_TASK TO CARRY OUT_: Output each entry in full so that the result matches the data exactly.

_GIVEN RECORDS_:
• • • • •
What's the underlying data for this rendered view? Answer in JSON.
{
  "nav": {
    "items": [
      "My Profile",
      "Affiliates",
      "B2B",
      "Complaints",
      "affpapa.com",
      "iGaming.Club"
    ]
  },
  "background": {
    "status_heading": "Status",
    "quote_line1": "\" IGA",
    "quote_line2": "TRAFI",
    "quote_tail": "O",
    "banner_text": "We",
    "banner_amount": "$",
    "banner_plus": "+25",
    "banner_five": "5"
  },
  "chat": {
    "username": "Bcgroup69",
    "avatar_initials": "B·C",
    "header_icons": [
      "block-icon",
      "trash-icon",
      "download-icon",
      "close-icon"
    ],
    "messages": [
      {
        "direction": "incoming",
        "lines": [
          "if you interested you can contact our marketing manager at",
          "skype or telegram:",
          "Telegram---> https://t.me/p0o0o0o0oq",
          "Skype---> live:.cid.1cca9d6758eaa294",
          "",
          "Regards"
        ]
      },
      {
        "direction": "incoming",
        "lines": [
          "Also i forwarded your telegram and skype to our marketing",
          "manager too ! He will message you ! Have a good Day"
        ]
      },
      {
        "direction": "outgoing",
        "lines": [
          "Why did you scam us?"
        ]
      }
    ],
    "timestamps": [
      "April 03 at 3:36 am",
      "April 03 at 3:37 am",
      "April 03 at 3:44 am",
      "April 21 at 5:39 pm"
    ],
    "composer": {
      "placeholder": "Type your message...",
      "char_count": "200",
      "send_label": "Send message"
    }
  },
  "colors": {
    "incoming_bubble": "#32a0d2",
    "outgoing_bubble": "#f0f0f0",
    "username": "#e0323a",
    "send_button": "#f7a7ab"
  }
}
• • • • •
_WRITTEN RESPONSE_:
What's the underlying data for this rendered view? Answer in JSON.
{
  "nav": {
    "items": [
      "My Profile",
      "Affiliates",
      "B2B",
      "Complaints",
      "affpapa.com",
      "iGaming.Club"
    ]
  },
  "background": {
    "status_heading": "Status",
    "quote_line1": "\" IGA",
    "quote_line2": "TRAFI",
    "quote_tail": "O",
    "banner_text": "We",
    "banner_amount": "$",
    "banner_plus": "+25",
    "banner_five": "5"
  },
  "chat": {
    "username": "Bcgroup69",
    "avatar_initials": "B·C",
    "header_icons": [
      "block-icon",
      "trash-icon",
      "download-icon",
      "close-icon"
    ],
    "messages": [
      {
        "direction": "incoming",
        "lines": [
          "if you interested you can contact our marketing manager at",
          "skype or telegram:",
          "Telegram---> https://t.me/p0o0o0o0oq",
          "Skype---> live:.cid.1cca9d6758eaa294",
          "",
          "Regards"
        ]
      },
      {
        "direction": "incoming",
        "lines": [
          "Also i forwarded your telegram and skype to our marketing",
          "manager too ! He will message you ! Have a good Day"
        ]
      },
      {
        "direction": "outgoing",
        "lines": [
          "Why did you scam us?"
        ]
      }
    ],
    "timestamps": [
      "April 03 at 3:36 am",
      "April 03 at 3:37 am",
      "April 03 at 3:44 am",
      "April 21 at 5:39 pm"
    ],
    "composer": {
      "placeholder": "Type your message...",
      "char_count": "200",
      "send_label": "Send message"
    }
  },
  "colors": {
    "incoming_bubble": "#32a0d2",
    "outgoing_bubble": "#f0f0f0",
    "username": "#e0323a",
    "send_button": "#f7a7ab"
  }
}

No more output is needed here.